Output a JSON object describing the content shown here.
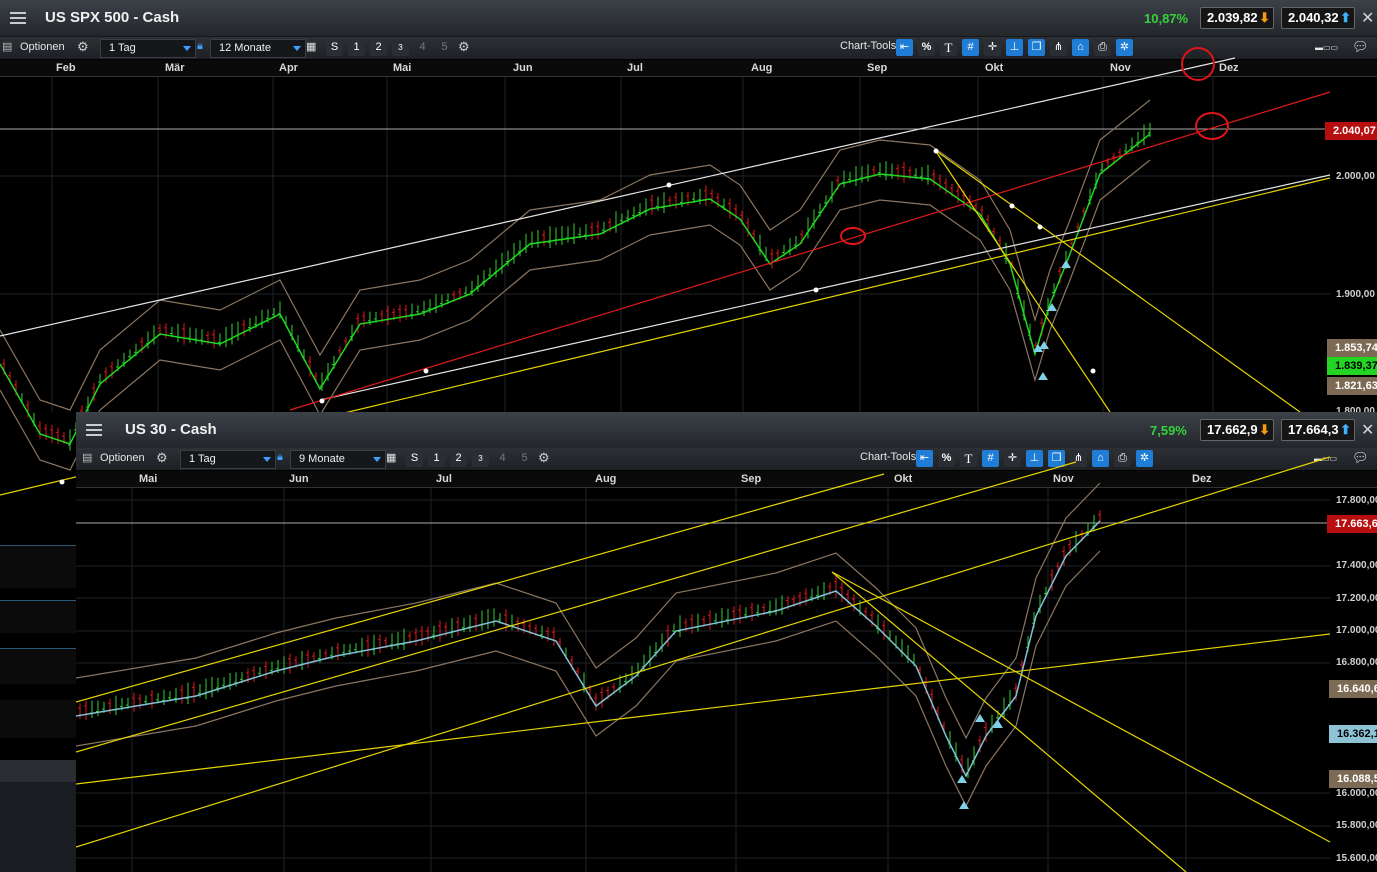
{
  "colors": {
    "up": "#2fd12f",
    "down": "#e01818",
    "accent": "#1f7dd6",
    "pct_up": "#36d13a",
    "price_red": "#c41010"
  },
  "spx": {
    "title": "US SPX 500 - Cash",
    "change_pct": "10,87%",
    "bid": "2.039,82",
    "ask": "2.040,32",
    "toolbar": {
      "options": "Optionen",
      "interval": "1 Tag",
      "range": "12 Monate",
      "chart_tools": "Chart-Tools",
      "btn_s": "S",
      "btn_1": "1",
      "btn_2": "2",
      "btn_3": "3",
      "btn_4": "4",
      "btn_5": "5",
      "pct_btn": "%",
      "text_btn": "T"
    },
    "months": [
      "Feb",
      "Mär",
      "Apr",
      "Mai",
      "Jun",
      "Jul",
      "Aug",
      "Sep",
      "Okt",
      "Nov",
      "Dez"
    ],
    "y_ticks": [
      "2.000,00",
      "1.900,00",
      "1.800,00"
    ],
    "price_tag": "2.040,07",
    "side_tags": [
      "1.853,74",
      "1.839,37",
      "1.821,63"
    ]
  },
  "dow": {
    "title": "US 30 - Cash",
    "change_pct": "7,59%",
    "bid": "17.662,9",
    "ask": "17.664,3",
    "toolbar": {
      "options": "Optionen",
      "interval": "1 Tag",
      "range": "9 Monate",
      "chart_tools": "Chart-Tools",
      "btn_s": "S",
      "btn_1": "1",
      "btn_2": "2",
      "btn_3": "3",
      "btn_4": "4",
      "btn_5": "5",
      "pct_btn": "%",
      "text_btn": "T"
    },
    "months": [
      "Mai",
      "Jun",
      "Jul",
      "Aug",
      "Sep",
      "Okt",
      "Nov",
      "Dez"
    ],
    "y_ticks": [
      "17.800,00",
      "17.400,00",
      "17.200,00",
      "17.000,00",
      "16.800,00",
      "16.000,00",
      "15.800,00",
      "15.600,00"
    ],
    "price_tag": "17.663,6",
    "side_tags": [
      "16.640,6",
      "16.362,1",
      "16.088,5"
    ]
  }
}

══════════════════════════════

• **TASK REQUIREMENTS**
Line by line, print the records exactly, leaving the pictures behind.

• **RESPONSE TO THIS EXERCISE**
Output a JSON object describing the content shown here.
{
  "colors": {
    "up": "#2fd12f",
    "down": "#e01818",
    "accent": "#1f7dd6",
    "pct_up": "#36d13a",
    "price_red": "#c41010"
  },
  "spx": {
    "title": "US SPX 500 - Cash",
    "change_pct": "10,87%",
    "bid": "2.039,82",
    "ask": "2.040,32",
    "toolbar": {
      "options": "Optionen",
      "interval": "1 Tag",
      "range": "12 Monate",
      "chart_tools": "Chart-Tools",
      "btn_s": "S",
      "btn_1": "1",
      "btn_2": "2",
      "btn_3": "3",
      "btn_4": "4",
      "btn_5": "5",
      "pct_btn": "%",
      "text_btn": "T"
    },
    "months": [
      "Feb",
      "Mär",
      "Apr",
      "Mai",
      "Jun",
      "Jul",
      "Aug",
      "Sep",
      "Okt",
      "Nov",
      "Dez"
    ],
    "y_ticks": [
      "2.000,00",
      "1.900,00",
      "1.800,00"
    ],
    "price_tag": "2.040,07",
    "side_tags": [
      "1.853,74",
      "1.839,37",
      "1.821,63"
    ]
  },
  "dow": {
    "title": "US 30 - Cash",
    "change_pct": "7,59%",
    "bid": "17.662,9",
    "ask": "17.664,3",
    "toolbar": {
      "options": "Optionen",
      "interval": "1 Tag",
      "range": "9 Monate",
      "chart_tools": "Chart-Tools",
      "btn_s": "S",
      "btn_1": "1",
      "btn_2": "2",
      "btn_3": "3",
      "btn_4": "4",
      "btn_5": "5",
      "pct_btn": "%",
      "text_btn": "T"
    },
    "months": [
      "Mai",
      "Jun",
      "Jul",
      "Aug",
      "Sep",
      "Okt",
      "Nov",
      "Dez"
    ],
    "y_ticks": [
      "17.800,00",
      "17.400,00",
      "17.200,00",
      "17.000,00",
      "16.800,00",
      "16.000,00",
      "15.800,00",
      "15.600,00"
    ],
    "price_tag": "17.663,6",
    "side_tags": [
      "16.640,6",
      "16.362,1",
      "16.088,5"
    ]
  }
}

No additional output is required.